For different reasons, many of us dream to be a sponsored racer. All reasons seem to be good enough to be sponsored. Some wants the free goodies; some others want to be part of the “elite” while others think they are good enough to be recognized by R/C companies. But the real question is, do you have what it takes to be sponsored? Or better, what does it take to be sponsored? To answer those two questions, I contacted to two of the most popular R/C companies in North America.
One thing you should know about sponsorship is that R/C companies receive a lot of sponsorship requests. Quantity varies from 40 to 100 requests per month and those numbers are conservative! Requests come from racers of any level from all around the world. The companies don’t accept all requests, they have to make selections. They use different factors to select candidates. The on-track performances are not the only criteria of selection. According to my sources, the off-track attitude is as much important as the on-track performance. Keep in mind that sponsored racers represent a company that takes care of its business image. Yes, R/C is marketing! Of course, a racer that constantly finishes in the A-Main has more chances to be sponsored than someone that finishes last in the F-Main.
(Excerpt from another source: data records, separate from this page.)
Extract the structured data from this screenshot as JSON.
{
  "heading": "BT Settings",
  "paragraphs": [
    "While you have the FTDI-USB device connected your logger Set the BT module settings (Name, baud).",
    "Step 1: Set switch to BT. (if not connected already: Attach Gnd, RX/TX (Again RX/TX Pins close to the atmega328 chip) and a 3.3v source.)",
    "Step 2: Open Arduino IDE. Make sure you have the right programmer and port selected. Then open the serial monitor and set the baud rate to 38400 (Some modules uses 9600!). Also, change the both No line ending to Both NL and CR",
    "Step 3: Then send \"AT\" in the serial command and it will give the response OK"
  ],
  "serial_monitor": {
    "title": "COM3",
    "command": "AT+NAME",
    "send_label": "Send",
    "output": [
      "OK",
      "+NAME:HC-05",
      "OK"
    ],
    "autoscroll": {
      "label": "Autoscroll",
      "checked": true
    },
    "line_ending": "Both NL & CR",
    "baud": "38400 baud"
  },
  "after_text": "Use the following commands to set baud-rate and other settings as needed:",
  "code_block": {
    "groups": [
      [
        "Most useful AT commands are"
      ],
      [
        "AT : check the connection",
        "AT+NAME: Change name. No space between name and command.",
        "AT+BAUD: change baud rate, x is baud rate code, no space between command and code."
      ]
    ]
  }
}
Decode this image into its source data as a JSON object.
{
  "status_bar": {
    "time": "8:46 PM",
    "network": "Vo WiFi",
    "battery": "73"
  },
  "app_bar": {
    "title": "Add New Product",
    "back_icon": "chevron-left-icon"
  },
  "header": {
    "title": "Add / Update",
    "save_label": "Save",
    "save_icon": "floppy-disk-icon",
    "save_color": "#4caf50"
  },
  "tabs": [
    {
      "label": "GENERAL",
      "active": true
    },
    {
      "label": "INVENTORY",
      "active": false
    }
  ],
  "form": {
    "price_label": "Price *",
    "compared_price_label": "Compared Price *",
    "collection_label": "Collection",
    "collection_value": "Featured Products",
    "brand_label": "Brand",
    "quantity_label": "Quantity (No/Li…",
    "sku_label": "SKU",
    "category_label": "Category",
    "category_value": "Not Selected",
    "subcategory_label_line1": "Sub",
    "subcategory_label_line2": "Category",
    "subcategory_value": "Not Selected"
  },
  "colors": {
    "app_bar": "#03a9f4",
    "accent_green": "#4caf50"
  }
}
R/C is not just marketing, it is also performance! All R/C companies want to be well represented by their sponsored drivers. This is why the off-track attitude is important.
Here are few good off-track attitudes that companies look for:
- Be professional in your attitude;
- Share your knowledge with others, don’t be selfish;
- Be calm and respectful, no matter your race results;
- Be a good spokesperson and an asset for your sponsor;
Here are few good on-track attitudes that companies look for:
- Be consistent in your race results;
- Show sign of improvement in your driving skills at each race;
- Be a gentleman racer, don’t drive like an idiot!
- Race in a competitive level;
Depending of the sponsor, there are several levels of racer sponsorship. I didn’t ask companies any specific details (this was not the goal of this article and not my business) concerning the contracts signed with their sponsored racers. Sponsorship goes from product discount to full annual salary including access to the full line of products. Being sponsored means that you have obligations, companies can ask to their sponsored drivers to be present to different shows or special activities organized by the company.
Once again, depending of the sponsor and of your sponsorship level can also mean that you’ll have access to products not yet released to the public, participate to track test of new products and participate to the design of new products.
Be prepared before you ask help from companies. Take time to write an excellent résumé of your race results, your experience, add all information that can help you. Don’t lie! Send your résumé to the companies you’d like to be sponsored by. Don’t harass them! You don’t need to send your résumé 10 times per week! If your résumé is well done, only one time is enough.
The best advice I can give you it is not to be frustrated if you never receive reply from companies. Finding your first sponsor may be difficult and can take time. Don’t expect to be fully sponsored neither, only few guys have this chance and they have worked very hard to be where they are. Don’t forget that R/C is a wonderful hobby/sport and never let your quest for sponsorships destroy the passion you have for R/C.
Good luck! 🙂